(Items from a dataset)
Segment Open

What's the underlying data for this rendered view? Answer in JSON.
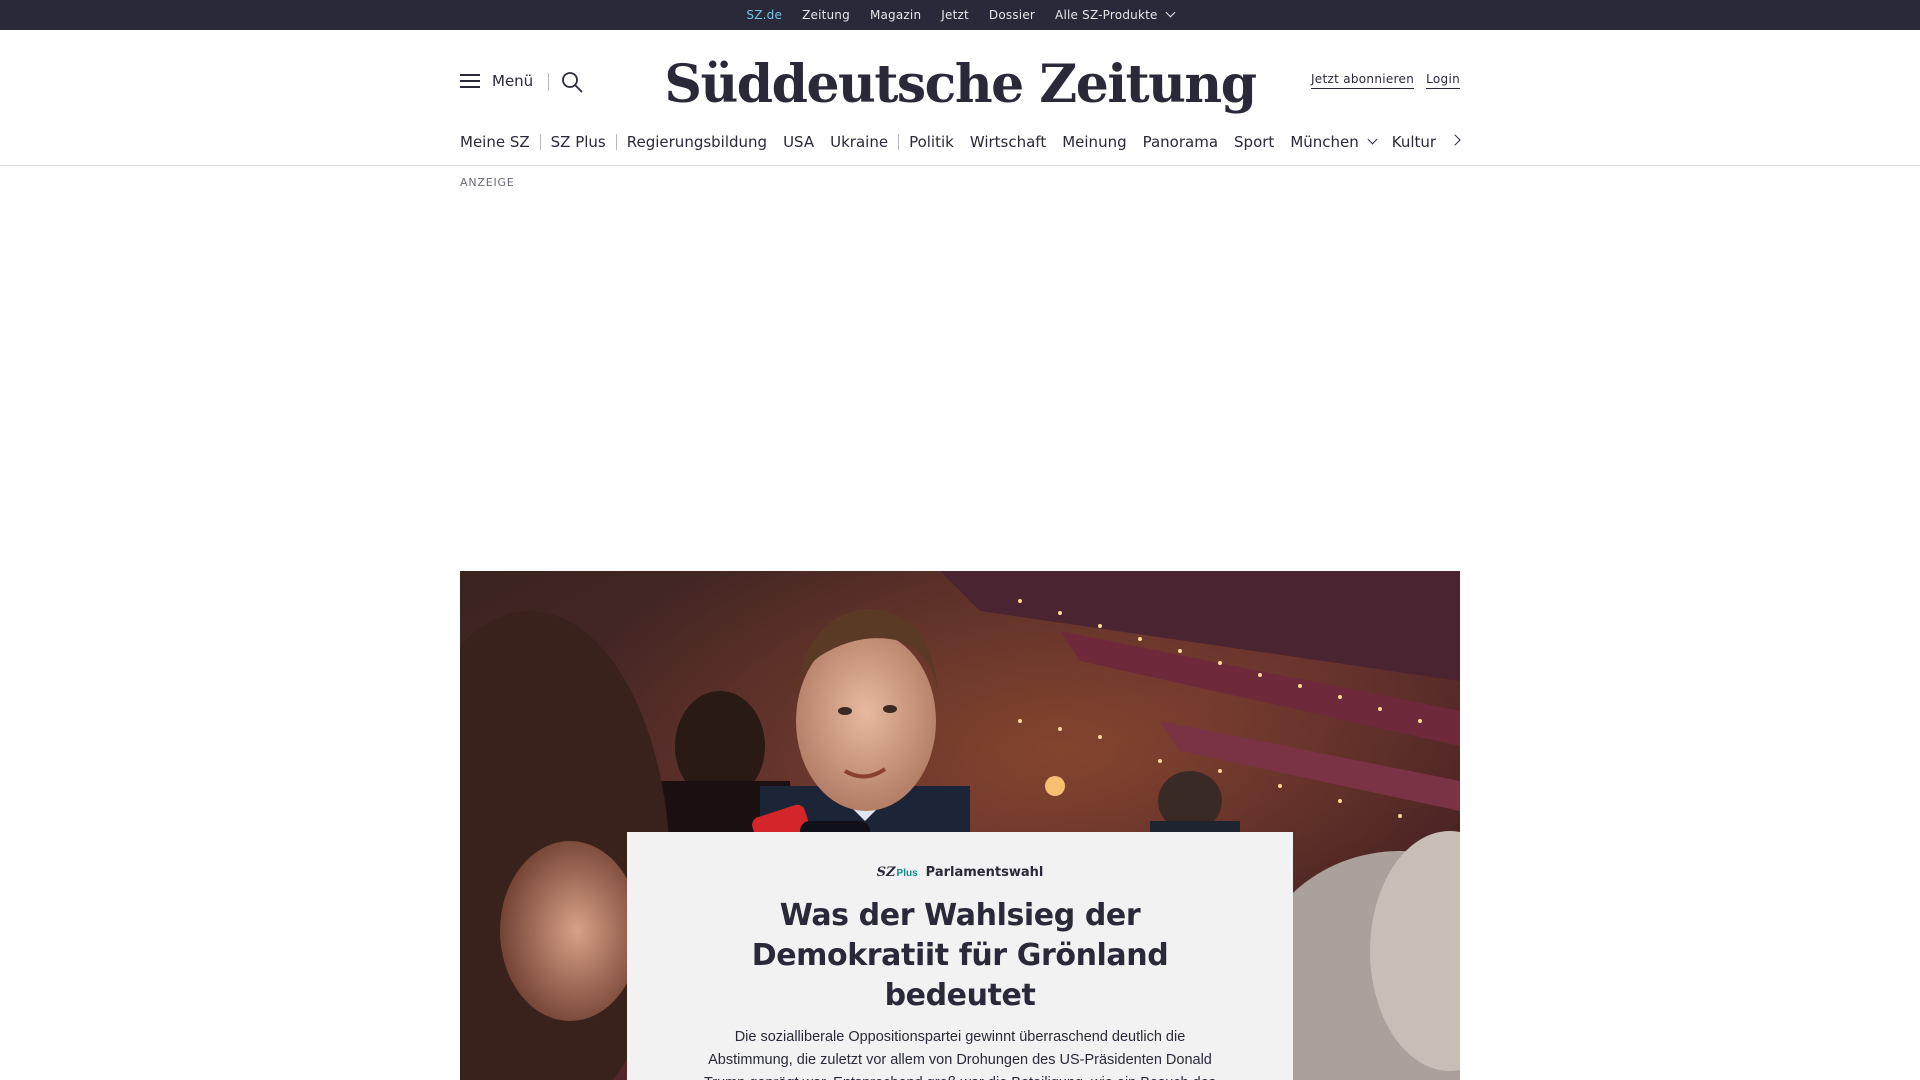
{
  "topbar": {
    "links": [
      {
        "label": "SZ.de",
        "active": true
      },
      {
        "label": "Zeitung"
      },
      {
        "label": "Magazin"
      },
      {
        "label": "Jetzt"
      },
      {
        "label": "Dossier"
      },
      {
        "label": "Alle SZ-Produkte",
        "has_dropdown": true
      }
    ]
  },
  "header": {
    "menu_label": "Menü",
    "logo_text": "Süddeutsche Zeitung",
    "subscribe_label": "Jetzt abonnieren",
    "login_label": "Login"
  },
  "nav": {
    "items": [
      {
        "label": "Meine SZ"
      },
      {
        "label": "SZ Plus"
      },
      {
        "label": "Regierungsbildung"
      },
      {
        "label": "USA"
      },
      {
        "label": "Ukraine"
      },
      {
        "label": "Politik"
      },
      {
        "label": "Wirtschaft"
      },
      {
        "label": "Meinung"
      },
      {
        "label": "Panorama"
      },
      {
        "label": "Sport"
      },
      {
        "label": "München",
        "has_dropdown": true
      },
      {
        "label": "Kultur"
      }
    ]
  },
  "ad": {
    "label": "ANZEIGE"
  },
  "teaser": {
    "badge_sz": "SZ",
    "badge_plus": "Plus",
    "kicker": "Parlamentswahl",
    "headline": "Was der Wahlsieg der Demokratiit für Grönland bedeutet",
    "summary": "Die sozialliberale Oppositionspartei gewinnt überraschend deutlich die Abstimmung, die zuletzt vor allem von Drohungen des US-Präsidenten Donald Trump geprägt war. Entsprechend groß war die Beteiligung, wie ein Besuch des einzigen Wahllokals in Nuuk zeigt."
  },
  "colors": {
    "topbar_bg": "#29293a",
    "active_link": "#71c5e8",
    "text": "#29293a",
    "teaser_bg": "#f2f2f2",
    "plus_accent": "#118a8a"
  }
}
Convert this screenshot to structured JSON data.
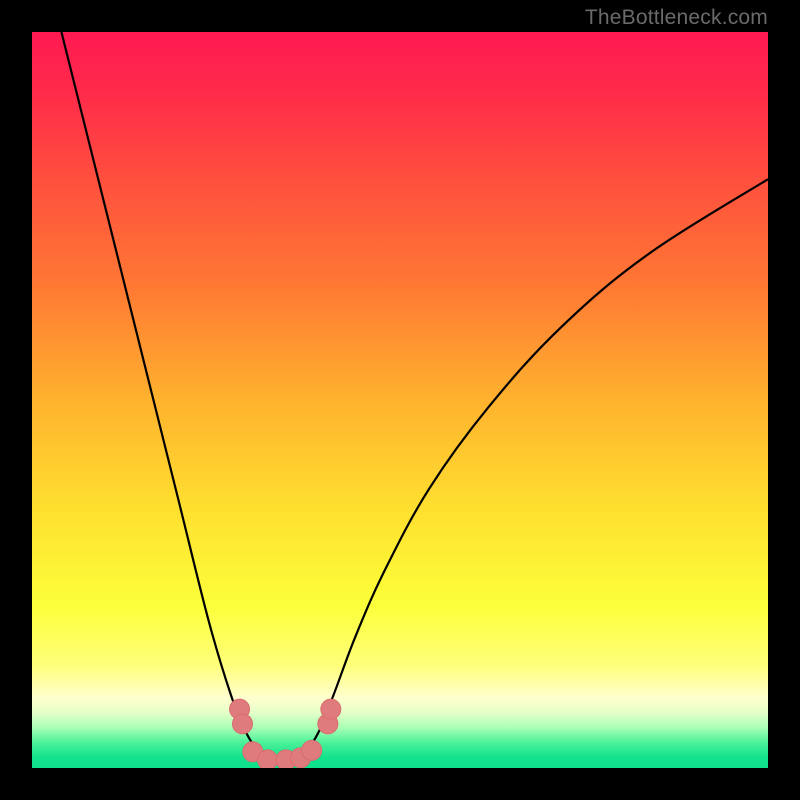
{
  "watermark": {
    "text": "TheBottleneck.com"
  },
  "colors": {
    "frame": "#000000",
    "curve": "#000000",
    "marker_fill": "#e07b7d",
    "marker_stroke": "#d96c6e",
    "gradient": [
      {
        "offset": 0.0,
        "color": "#ff1a52"
      },
      {
        "offset": 0.08,
        "color": "#ff2a4a"
      },
      {
        "offset": 0.2,
        "color": "#ff4f3e"
      },
      {
        "offset": 0.35,
        "color": "#ff7a33"
      },
      {
        "offset": 0.5,
        "color": "#ffb22e"
      },
      {
        "offset": 0.65,
        "color": "#ffe02f"
      },
      {
        "offset": 0.78,
        "color": "#fbff3a"
      },
      {
        "offset": 0.86,
        "color": "#ffff7a"
      },
      {
        "offset": 0.905,
        "color": "#ffffcf"
      },
      {
        "offset": 0.925,
        "color": "#e4ffc8"
      },
      {
        "offset": 0.945,
        "color": "#a9ffb5"
      },
      {
        "offset": 0.965,
        "color": "#4df29a"
      },
      {
        "offset": 0.985,
        "color": "#14e28d"
      },
      {
        "offset": 1.0,
        "color": "#0de08b"
      }
    ]
  },
  "chart_data": {
    "type": "line",
    "title": "",
    "xlabel": "",
    "ylabel": "",
    "xlim": [
      0,
      100
    ],
    "ylim": [
      0,
      100
    ],
    "series": [
      {
        "name": "bottleneck-curve",
        "x": [
          4,
          8,
          12,
          16,
          20,
          24,
          27,
          29,
          31,
          33,
          35,
          37,
          39,
          41,
          44,
          48,
          54,
          62,
          72,
          84,
          100
        ],
        "y": [
          100,
          84,
          68,
          52,
          36,
          20,
          10,
          5,
          2,
          1,
          1,
          2,
          5,
          10,
          18,
          27,
          38,
          49,
          60,
          70,
          80
        ]
      }
    ],
    "markers": {
      "name": "highlight-dots",
      "x": [
        28.2,
        28.6,
        30.0,
        32.0,
        34.5,
        36.5,
        38.0,
        40.2,
        40.6
      ],
      "y": [
        8.0,
        6.0,
        2.2,
        1.1,
        1.1,
        1.4,
        2.4,
        6.0,
        8.0
      ],
      "r": 10
    }
  }
}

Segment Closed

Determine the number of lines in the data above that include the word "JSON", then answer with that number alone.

■ Answer for the task:
2